  1. Wang, FuZhi PhD
  2. Luo, Dan MPH
  3. Fu, Lianguo PhD
  4. Zhang, Hao BS Med
  5. Wu, Shuyin MPH
  6. Zhang, Min MPH
  7. Zhou, Huan PhD
  8. Sun, Ting MN
  9. Chen, Xingzhi MSM


Background: Couple-based interventions on health-related quality of life (HRQoL) of cancer patients and their spouses have received increasing attention in recent years, but the findings of previous studies are inconsistent.


Objective: The aim of this study was to investigate the effects of couple-based interventions on the HRQoL of cancer patients and their spouses using a meta-analysis approach.


Method: English- and Chinese-language publications were collected from PubMed, EBSCO, EMBASE, CMB, and CNKI. The outcome measures included physical health, depression, anxiety, hopelessness, and marital satisfaction (MS). Pooled, weighted mean differences and 95% confidence intervals were estimated using fixed- and random-effects models. Publication bias and sensitivity analyses were performed.

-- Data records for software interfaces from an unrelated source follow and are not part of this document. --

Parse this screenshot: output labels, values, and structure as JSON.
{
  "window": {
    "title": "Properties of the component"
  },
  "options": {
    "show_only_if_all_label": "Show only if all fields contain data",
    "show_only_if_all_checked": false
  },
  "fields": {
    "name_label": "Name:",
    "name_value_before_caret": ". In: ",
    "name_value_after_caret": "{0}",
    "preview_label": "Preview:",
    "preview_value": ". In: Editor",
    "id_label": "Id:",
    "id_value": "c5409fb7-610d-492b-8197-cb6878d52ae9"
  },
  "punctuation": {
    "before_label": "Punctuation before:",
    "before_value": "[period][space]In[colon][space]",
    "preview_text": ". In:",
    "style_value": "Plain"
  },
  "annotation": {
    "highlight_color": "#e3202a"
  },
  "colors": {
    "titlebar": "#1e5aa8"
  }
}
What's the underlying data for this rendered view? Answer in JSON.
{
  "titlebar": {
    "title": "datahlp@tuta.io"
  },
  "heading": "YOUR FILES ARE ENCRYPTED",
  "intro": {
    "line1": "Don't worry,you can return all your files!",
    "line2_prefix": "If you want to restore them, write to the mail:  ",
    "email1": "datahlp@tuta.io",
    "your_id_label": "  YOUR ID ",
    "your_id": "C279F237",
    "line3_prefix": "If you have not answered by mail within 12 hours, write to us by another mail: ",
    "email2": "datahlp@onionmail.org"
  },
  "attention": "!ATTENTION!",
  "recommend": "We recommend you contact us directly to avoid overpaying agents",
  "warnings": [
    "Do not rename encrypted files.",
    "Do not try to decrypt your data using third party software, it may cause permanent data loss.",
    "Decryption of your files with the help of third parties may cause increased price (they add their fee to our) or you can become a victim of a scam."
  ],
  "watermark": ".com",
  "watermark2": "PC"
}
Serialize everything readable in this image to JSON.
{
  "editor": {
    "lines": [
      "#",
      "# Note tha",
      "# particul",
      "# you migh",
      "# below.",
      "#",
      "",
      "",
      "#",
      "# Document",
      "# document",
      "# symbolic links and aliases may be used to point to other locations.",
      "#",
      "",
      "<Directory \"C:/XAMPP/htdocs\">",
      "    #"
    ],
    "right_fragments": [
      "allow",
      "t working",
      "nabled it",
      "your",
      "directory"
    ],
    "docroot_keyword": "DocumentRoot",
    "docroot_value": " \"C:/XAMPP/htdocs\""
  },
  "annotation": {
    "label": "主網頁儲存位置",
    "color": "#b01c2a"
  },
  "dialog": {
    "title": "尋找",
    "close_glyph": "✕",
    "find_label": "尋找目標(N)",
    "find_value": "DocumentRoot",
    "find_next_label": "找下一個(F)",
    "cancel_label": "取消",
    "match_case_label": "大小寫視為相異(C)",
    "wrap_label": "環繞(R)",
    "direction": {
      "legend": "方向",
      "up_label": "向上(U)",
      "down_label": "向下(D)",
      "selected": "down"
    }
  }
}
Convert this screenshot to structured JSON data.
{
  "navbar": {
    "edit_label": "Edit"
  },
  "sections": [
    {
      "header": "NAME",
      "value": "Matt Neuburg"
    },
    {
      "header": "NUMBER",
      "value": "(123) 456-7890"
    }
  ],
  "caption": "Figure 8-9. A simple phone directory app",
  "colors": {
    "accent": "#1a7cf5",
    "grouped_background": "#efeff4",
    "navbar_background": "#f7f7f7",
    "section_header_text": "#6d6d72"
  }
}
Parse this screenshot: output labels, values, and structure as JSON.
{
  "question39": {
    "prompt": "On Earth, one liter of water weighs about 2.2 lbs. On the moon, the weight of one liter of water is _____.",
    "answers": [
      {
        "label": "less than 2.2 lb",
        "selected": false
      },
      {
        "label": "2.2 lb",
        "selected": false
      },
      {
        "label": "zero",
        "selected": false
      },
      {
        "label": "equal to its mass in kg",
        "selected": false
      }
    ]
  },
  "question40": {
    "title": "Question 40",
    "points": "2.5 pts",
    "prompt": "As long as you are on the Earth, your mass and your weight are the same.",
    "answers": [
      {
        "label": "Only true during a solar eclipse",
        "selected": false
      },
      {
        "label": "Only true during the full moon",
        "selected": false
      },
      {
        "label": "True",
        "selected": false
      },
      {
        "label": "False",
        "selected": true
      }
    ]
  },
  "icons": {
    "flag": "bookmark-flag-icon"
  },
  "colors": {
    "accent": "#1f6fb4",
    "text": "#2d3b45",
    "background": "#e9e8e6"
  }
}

Results: Twelve randomized controlled trials were included in this study. Compared with the control groups, the weighted mean differences of depression, anxiety, and MS were significantly improved in the intervention groups. However, improvements in the measures of physical health and hopelessness were nonsignificant. Psychoeducational interventions yielded a larger effect size than did skill training and blending interventions. Publication bias was not significant, and a sensitivity analysis indicated that the results were robust.


Conclusions: Couple-based interventions can improve anxiety, depression, and MS among cancer patients and their spouses, and psychoeducational interventions may be an effective approach. Given the small number of studies utilized in this analysis, the results should be considered preliminary and interpreted with caution.


Implications for Practice: Couple-based interventions may be an adjunctive method for cancer patients and their spouses to improve HRQoL. Further study concerning couple-based skill training and blending intervention are needed to better understand intervention effects.